Activity » What you return should match the data below exactly, with no pictures in it.

Source information »
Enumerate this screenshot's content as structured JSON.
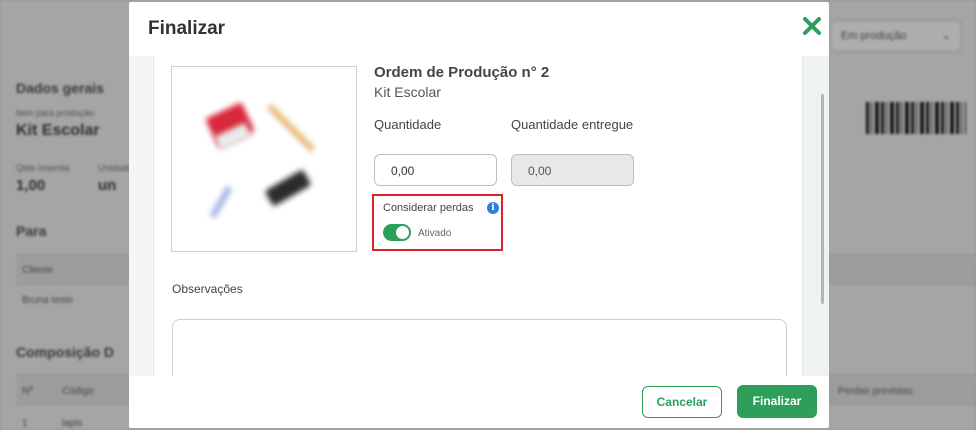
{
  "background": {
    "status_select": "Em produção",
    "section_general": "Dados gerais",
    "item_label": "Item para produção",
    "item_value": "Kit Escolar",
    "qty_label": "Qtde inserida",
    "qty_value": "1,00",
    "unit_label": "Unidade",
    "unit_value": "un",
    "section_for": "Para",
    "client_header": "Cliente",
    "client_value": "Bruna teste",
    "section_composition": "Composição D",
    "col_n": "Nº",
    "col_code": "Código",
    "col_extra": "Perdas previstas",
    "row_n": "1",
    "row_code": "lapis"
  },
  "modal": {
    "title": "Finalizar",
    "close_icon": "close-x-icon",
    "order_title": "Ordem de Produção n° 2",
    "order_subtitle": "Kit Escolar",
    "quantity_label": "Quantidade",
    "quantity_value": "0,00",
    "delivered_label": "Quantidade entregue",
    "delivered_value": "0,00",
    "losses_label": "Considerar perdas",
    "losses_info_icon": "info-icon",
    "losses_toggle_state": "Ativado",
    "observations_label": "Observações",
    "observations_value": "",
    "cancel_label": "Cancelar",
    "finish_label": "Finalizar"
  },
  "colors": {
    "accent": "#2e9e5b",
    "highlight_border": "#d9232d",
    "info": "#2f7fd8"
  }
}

Completed exercise »
Enumerate this screenshot's content as structured JSON.
{
  "background": {
    "status_select": "Em produção",
    "section_general": "Dados gerais",
    "item_label": "Item para produção",
    "item_value": "Kit Escolar",
    "qty_label": "Qtde inserida",
    "qty_value": "1,00",
    "unit_label": "Unidade",
    "unit_value": "un",
    "section_for": "Para",
    "client_header": "Cliente",
    "client_value": "Bruna teste",
    "section_composition": "Composição D",
    "col_n": "Nº",
    "col_code": "Código",
    "col_extra": "Perdas previstas",
    "row_n": "1",
    "row_code": "lapis"
  },
  "modal": {
    "title": "Finalizar",
    "close_icon": "close-x-icon",
    "order_title": "Ordem de Produção n° 2",
    "order_subtitle": "Kit Escolar",
    "quantity_label": "Quantidade",
    "quantity_value": "0,00",
    "delivered_label": "Quantidade entregue",
    "delivered_value": "0,00",
    "losses_label": "Considerar perdas",
    "losses_info_icon": "info-icon",
    "losses_toggle_state": "Ativado",
    "observations_label": "Observações",
    "observations_value": "",
    "cancel_label": "Cancelar",
    "finish_label": "Finalizar"
  },
  "colors": {
    "accent": "#2e9e5b",
    "highlight_border": "#d9232d",
    "info": "#2f7fd8"
  }
}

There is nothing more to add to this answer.